Not just Irish Blarney
It was around this time that she started writing. “I do think the two were connected — I started writing in September 1993 and got sober in 1994,” says Keyes, whose first book, Watermelon , came out in 1995. A dozen or so more novels about other “ordinary women who go through extraordinary stuff”, soon followed. Her latest, released last year— The Break — is a humour-padded take on a marital crisis.
Her themes are serious — think addiction, rape, domestic abuse, serious illness, homosexuality, fractured marriages, abusive relationships…But there is also a slightly self-deprecatory wit at play here, which, when spliced with a multiple-voiced narrative, plenty of good sex, stiletto-wearing feminism, some brilliant one-liners, (Love is blind, there was no doubt about it. In Tara’s case, it was also deaf, dumb, dyslexic, had a bad hip and the beginnings of Alzheimer’s) and a guaranteed happily-ever-after ending, leaves you feeling all warm and happy.
“It is the way I was brought up, a very Irish thing,” says Keyes. Laughing at something painful, once you get a distance from it, is healing, believes Keyes. It is also a way of knowing how well you have gotten, “when you look back at something terrible and can raise a smile”.
Saved by cake
Keyes says that she tried a number of things including medication, mindfulness and exercise but help came from the strangest of sources: cake. Her book Saved by Cake: Over 80 ways to Bake Yourself Happy, a chatty, colourful recipe book of sorts, also offers glimpses of her struggle with depression and explains how embarking on this new hobby — baking — kept her going. “It is impossible to overstate how important it was; it literally kept me alive,” says Keyes. Weighing butter, sifting flour, mixing things together, working with colour and icing was an exercise in mindfulness, she remembers. “It was the only thing that calmed me back then.”
By 2014, however, the depression went away, just as suddenly as it had come. “The clouds parted and I could feel like I was coming up from a dark, dark place,” she says. She still thinks of it as an illness that both came and left very suddenly. “I never thought I would feel normal again. And that is why I love to tell people — anyone who is in the black hole now — to hang on.”

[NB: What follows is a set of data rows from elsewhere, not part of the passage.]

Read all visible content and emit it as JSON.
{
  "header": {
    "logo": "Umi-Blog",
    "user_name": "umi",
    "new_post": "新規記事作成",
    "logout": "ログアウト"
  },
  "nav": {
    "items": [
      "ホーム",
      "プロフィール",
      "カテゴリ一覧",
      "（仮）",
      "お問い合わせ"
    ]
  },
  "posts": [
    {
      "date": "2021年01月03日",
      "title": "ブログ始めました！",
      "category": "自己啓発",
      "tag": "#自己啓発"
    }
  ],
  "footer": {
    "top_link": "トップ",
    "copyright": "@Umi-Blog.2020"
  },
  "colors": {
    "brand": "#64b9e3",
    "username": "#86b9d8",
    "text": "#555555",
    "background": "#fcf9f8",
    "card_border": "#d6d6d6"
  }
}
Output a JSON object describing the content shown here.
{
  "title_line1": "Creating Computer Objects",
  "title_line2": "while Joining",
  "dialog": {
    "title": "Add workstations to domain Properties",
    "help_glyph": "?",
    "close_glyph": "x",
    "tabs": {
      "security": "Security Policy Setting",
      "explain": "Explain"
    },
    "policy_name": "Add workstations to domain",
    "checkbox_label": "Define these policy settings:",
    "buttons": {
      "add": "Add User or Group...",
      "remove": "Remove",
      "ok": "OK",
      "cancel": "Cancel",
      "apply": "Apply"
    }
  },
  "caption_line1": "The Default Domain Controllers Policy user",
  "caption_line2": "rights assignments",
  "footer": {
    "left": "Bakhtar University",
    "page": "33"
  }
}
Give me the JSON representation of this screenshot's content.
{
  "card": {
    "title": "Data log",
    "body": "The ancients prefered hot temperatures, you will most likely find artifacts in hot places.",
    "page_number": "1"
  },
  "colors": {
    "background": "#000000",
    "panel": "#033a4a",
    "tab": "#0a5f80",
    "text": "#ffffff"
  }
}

She is immeasurably better today, she says, adding, however, that “it is impossible to have come out of something as huge as this and stay the same”. She backs out of stressful situations, for instance, refusing opportunities or cutting back on work and travel if needed. “Earlier, I was always exhausted because I pushed myself. Now, I live my life and have more fun; I see the beauty and happiness in the small things,” says the writer. “My mental health is more important than anything else and I value feeling normal.”